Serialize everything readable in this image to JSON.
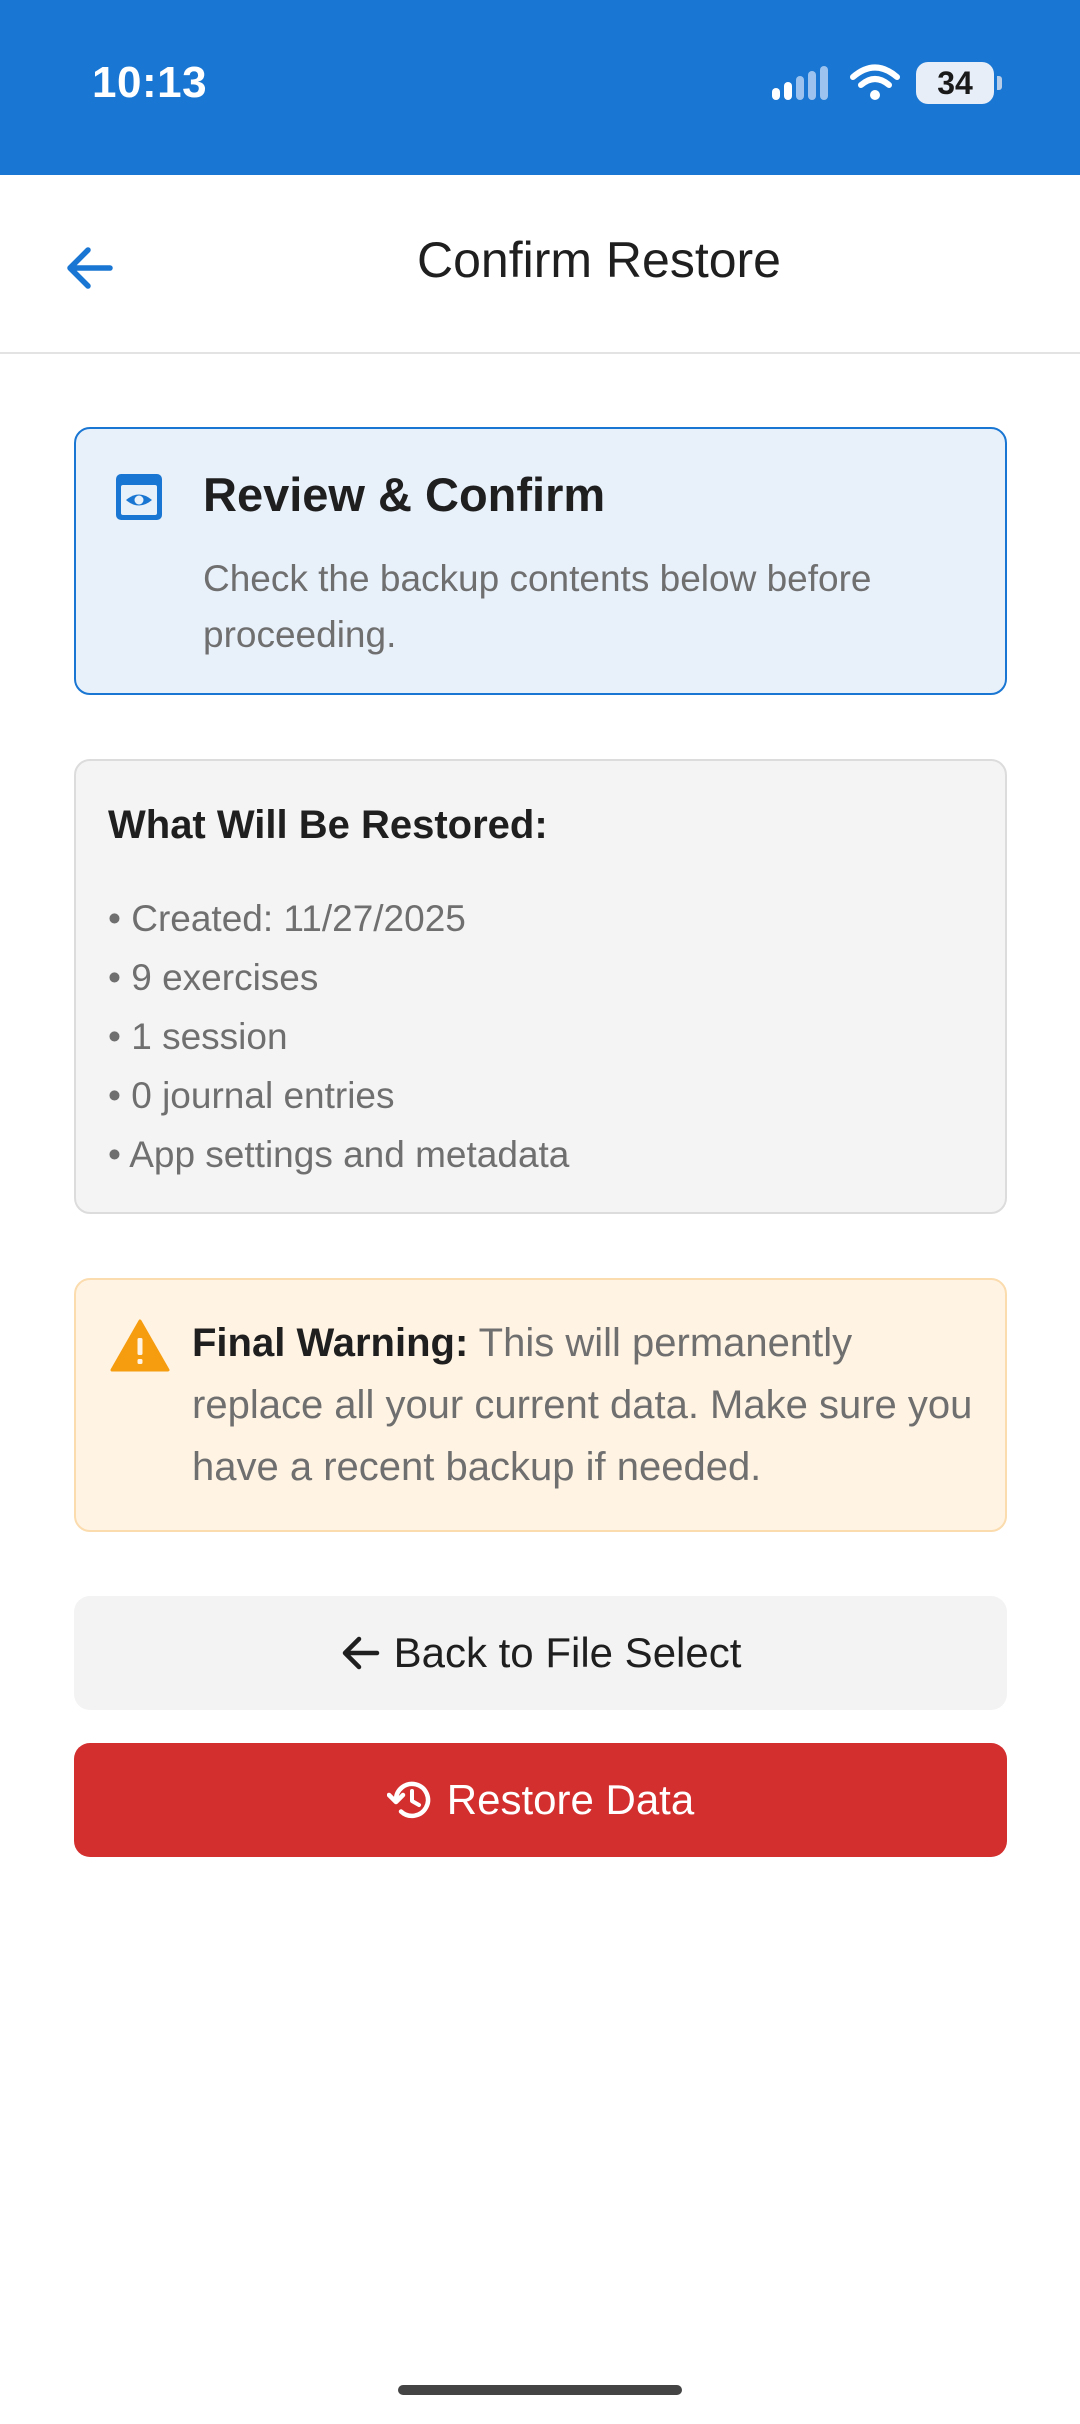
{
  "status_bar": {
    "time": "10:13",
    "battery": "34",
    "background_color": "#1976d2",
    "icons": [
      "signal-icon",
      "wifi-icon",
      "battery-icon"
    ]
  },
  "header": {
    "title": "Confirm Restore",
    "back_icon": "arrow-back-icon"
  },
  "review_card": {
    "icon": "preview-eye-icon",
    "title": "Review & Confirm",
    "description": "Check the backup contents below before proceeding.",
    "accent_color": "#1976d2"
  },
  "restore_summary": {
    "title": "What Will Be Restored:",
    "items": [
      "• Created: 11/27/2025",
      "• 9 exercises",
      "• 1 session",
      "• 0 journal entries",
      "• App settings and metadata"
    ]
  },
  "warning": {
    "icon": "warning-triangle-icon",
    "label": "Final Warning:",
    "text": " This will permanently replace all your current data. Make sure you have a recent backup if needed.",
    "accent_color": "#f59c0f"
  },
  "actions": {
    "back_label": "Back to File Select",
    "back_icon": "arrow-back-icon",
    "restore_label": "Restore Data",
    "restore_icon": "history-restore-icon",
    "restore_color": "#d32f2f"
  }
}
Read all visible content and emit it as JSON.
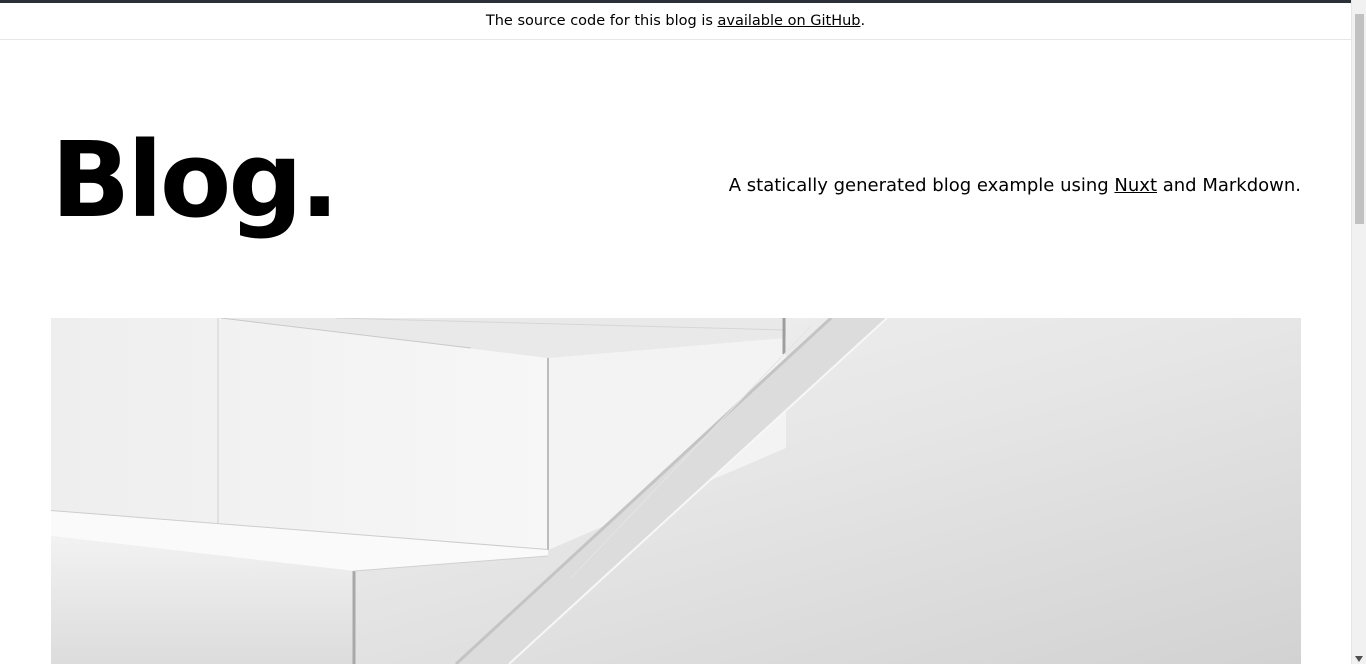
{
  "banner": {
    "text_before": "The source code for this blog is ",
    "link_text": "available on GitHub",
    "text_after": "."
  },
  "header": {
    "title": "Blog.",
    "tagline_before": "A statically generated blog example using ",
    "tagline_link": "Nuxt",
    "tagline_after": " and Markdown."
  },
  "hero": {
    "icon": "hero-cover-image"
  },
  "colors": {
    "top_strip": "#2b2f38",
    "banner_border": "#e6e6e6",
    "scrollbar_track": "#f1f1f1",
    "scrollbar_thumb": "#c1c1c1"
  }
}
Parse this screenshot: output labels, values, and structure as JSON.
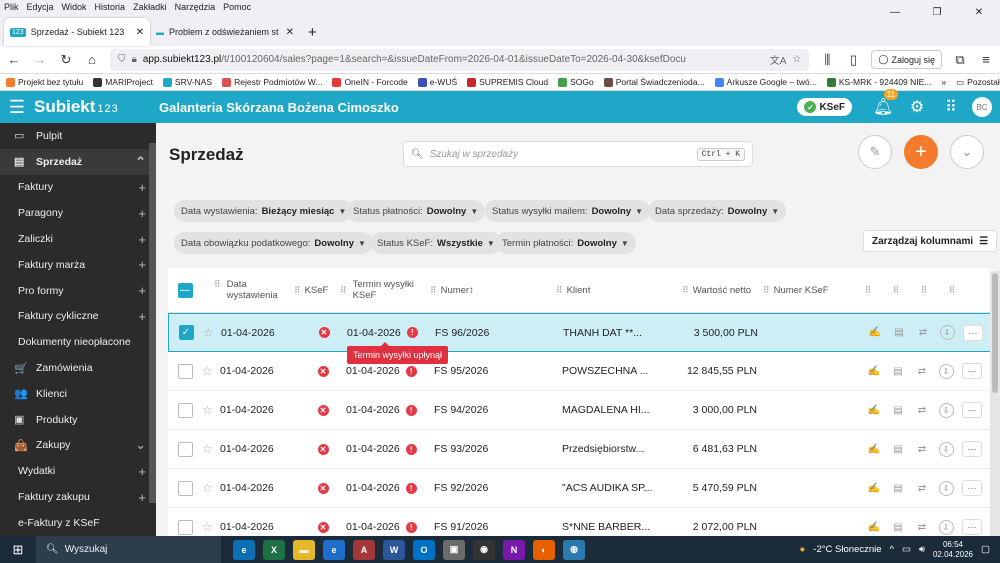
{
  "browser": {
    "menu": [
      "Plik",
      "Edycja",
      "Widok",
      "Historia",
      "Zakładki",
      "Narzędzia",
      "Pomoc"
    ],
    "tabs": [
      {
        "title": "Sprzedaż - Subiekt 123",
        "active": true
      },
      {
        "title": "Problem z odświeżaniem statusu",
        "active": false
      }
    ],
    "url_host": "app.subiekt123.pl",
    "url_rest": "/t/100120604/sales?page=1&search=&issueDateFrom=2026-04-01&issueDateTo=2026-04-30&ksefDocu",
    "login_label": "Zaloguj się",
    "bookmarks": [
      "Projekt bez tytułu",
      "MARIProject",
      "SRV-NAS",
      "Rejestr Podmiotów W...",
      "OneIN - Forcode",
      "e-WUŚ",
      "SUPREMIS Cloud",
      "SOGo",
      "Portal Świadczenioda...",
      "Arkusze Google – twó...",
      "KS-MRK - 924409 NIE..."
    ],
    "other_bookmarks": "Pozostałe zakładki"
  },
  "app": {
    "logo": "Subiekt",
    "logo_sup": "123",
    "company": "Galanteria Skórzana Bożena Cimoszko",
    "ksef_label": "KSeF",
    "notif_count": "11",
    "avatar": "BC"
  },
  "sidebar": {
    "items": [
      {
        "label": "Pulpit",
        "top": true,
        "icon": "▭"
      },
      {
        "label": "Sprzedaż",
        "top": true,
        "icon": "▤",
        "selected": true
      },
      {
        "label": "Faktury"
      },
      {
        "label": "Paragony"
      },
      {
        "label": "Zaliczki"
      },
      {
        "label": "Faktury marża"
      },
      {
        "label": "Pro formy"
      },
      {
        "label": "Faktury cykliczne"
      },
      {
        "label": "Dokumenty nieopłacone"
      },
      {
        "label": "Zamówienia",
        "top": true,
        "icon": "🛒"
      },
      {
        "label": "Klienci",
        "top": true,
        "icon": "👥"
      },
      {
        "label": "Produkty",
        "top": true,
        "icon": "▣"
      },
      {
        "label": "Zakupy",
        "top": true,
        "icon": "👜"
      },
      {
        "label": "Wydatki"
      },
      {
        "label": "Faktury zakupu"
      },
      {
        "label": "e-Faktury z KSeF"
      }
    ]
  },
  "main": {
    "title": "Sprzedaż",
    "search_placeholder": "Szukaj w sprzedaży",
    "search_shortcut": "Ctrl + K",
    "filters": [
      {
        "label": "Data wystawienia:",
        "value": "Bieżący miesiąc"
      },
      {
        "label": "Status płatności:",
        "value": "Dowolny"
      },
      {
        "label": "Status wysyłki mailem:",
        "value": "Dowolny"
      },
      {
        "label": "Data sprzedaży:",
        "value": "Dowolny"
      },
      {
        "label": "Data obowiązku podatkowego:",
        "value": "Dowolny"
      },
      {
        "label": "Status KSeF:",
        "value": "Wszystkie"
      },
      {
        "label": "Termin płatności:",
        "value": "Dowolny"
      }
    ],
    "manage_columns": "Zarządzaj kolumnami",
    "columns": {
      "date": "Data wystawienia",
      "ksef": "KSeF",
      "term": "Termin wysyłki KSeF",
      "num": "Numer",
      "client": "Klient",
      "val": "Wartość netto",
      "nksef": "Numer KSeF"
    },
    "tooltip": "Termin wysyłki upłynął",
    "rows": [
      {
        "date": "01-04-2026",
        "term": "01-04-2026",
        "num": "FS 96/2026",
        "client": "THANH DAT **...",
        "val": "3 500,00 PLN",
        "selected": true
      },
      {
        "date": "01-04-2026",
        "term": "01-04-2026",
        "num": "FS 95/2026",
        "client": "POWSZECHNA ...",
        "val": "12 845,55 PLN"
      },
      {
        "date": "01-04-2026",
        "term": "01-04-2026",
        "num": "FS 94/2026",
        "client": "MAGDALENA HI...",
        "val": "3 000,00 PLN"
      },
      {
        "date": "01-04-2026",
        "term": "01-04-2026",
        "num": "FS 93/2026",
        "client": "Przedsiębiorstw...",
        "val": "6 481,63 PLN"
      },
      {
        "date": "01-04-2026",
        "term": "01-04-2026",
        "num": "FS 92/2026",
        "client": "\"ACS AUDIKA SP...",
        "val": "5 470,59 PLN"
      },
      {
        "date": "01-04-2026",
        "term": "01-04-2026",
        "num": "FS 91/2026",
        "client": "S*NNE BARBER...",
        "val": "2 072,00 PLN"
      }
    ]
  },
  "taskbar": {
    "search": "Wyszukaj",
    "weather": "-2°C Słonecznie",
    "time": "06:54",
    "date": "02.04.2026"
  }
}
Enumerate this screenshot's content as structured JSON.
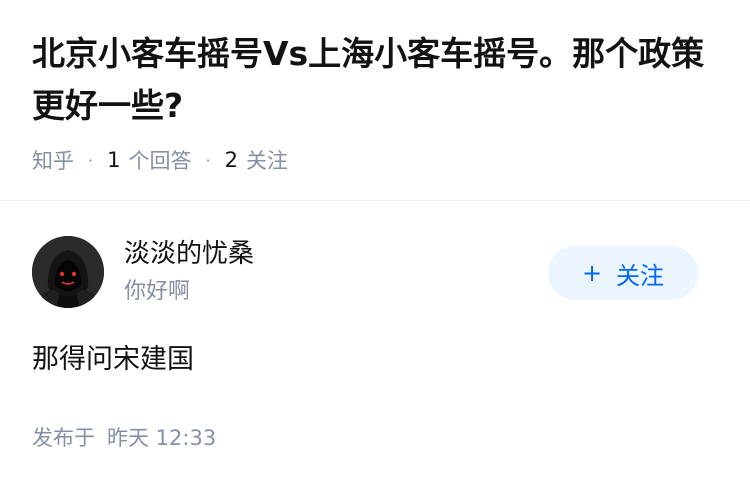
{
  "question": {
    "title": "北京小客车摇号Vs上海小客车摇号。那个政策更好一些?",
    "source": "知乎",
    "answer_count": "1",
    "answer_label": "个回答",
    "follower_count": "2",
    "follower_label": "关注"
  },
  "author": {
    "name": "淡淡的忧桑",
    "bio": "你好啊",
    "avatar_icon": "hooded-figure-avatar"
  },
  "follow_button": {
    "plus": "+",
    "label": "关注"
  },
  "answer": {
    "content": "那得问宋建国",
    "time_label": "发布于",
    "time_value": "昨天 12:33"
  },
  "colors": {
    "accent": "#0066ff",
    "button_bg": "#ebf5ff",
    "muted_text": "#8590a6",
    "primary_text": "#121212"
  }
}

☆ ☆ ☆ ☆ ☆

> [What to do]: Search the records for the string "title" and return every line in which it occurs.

> [Result for this exercise]:
    "title": "Confirm Restore",
    "title": "Review & Confirm",
    "title": "What Will Be Restored:",
    "title": "Blog.",
        "title": "Sprzedaż - Subiekt 123",
        "title": "Problem z odświeżaniem statusu",
    "title": "Sprzedaż",
    "title": "北京小客车摇号Vs上海小客车摇号。那个政策更好一些?",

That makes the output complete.